● **Directions**: Go through the material below, count the lines with the word "this", and reply with the count alone.
——————————
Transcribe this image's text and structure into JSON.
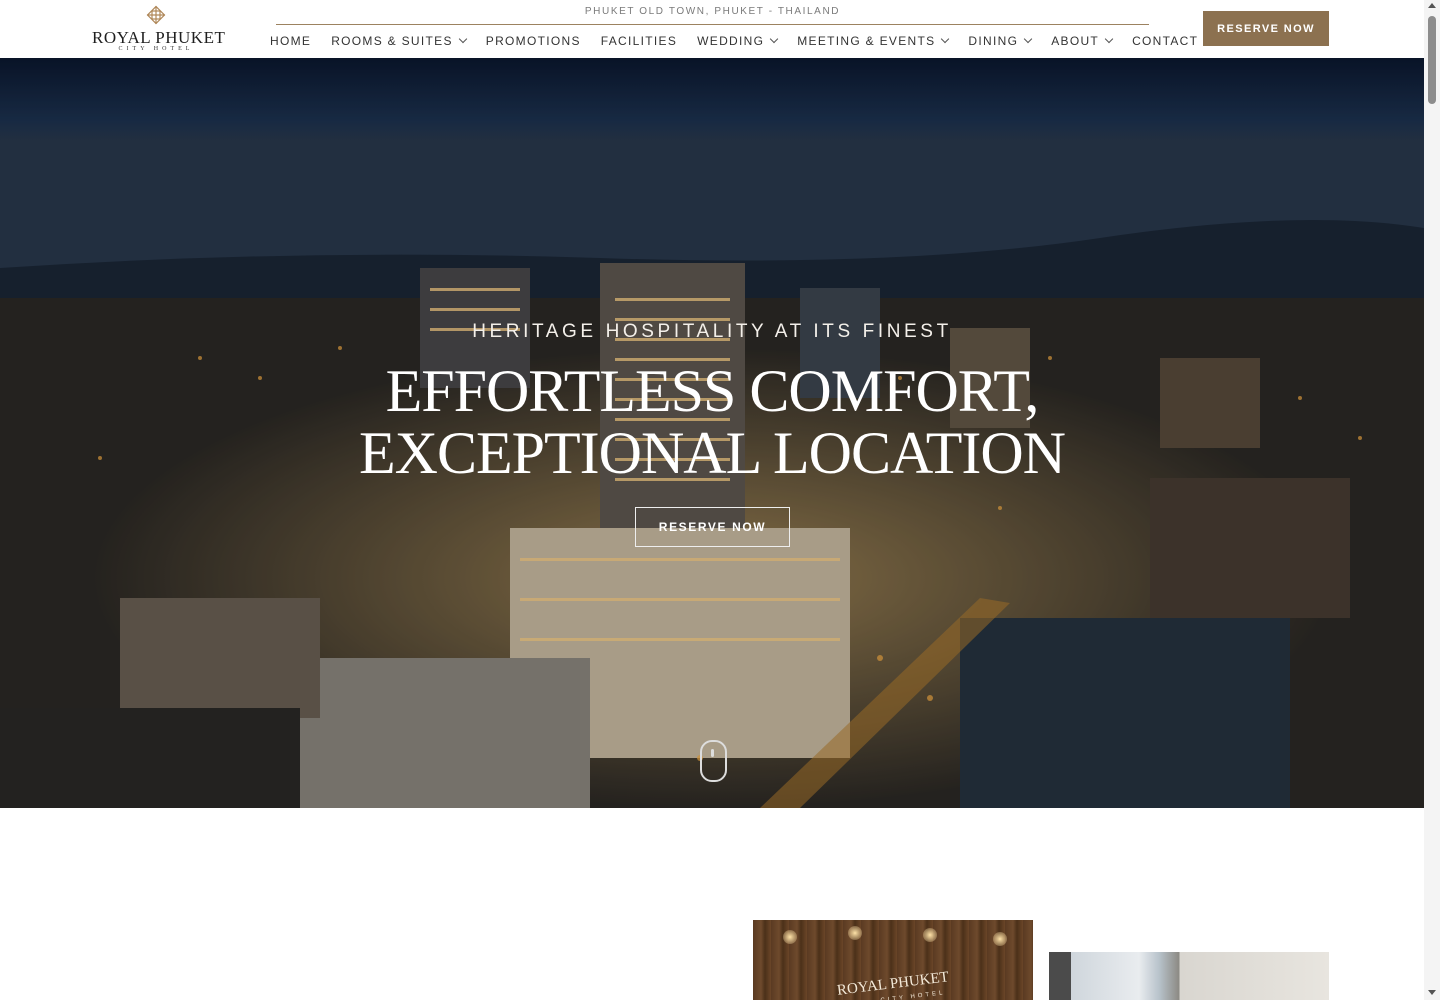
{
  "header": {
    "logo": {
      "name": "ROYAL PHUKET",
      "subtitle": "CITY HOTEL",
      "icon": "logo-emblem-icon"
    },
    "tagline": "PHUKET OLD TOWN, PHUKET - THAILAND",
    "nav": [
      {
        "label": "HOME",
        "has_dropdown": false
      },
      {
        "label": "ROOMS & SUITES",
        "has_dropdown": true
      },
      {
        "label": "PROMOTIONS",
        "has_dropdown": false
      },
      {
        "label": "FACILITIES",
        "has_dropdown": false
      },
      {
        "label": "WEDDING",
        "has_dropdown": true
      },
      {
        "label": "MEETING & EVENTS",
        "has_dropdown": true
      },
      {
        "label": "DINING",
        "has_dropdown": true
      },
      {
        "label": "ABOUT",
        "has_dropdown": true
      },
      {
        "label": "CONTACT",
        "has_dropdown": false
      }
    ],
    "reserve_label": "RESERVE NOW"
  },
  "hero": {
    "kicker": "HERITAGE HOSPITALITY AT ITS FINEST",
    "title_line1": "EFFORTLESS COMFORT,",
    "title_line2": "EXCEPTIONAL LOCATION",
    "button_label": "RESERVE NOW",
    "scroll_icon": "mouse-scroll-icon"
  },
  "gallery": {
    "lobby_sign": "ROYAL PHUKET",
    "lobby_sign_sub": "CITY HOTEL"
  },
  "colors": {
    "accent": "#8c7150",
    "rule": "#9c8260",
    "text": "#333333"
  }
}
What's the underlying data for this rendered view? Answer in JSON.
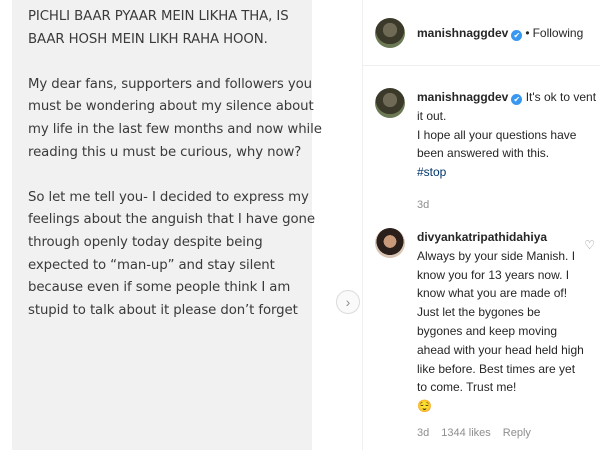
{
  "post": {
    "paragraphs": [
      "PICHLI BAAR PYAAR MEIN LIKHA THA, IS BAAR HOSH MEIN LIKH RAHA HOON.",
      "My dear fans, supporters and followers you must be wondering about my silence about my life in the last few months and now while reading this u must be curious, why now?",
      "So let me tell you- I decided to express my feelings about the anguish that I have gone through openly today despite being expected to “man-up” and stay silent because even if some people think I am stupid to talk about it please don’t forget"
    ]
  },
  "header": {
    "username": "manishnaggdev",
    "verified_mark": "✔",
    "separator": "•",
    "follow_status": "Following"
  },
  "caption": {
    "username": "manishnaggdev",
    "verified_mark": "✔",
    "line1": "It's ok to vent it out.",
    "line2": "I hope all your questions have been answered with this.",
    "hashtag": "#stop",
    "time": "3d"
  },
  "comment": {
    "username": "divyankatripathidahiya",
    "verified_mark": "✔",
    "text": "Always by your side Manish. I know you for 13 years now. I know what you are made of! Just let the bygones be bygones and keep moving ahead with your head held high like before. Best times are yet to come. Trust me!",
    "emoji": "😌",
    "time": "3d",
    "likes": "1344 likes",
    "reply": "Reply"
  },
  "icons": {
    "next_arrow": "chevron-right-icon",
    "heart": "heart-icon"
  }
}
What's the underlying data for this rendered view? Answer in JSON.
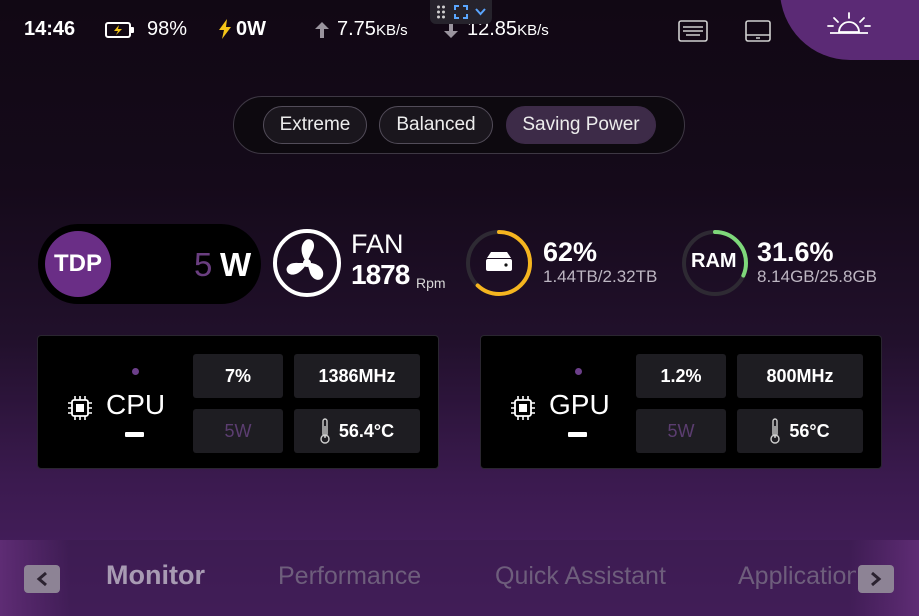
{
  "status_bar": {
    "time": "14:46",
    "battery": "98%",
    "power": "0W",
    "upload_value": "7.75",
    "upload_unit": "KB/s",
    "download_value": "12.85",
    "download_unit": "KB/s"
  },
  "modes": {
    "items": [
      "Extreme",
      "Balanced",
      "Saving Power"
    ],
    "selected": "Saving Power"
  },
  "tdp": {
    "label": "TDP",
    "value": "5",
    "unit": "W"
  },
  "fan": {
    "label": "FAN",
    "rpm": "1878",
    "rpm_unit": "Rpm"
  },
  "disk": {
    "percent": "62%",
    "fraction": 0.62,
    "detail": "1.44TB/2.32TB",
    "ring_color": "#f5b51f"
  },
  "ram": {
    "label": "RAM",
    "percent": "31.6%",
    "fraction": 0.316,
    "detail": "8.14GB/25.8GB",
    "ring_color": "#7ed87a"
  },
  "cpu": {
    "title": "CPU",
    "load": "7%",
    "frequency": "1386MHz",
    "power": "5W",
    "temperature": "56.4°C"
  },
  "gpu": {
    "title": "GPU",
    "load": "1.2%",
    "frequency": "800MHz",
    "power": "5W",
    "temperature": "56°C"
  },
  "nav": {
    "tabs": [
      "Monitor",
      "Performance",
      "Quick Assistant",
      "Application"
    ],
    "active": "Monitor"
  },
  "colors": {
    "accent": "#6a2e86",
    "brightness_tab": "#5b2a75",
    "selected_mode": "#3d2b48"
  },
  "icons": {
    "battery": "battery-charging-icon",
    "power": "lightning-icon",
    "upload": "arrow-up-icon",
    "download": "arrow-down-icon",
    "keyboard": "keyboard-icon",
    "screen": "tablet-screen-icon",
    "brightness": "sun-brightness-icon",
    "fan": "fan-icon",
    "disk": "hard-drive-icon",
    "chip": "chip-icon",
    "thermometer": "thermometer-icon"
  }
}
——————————
● **Completed exercise**: 5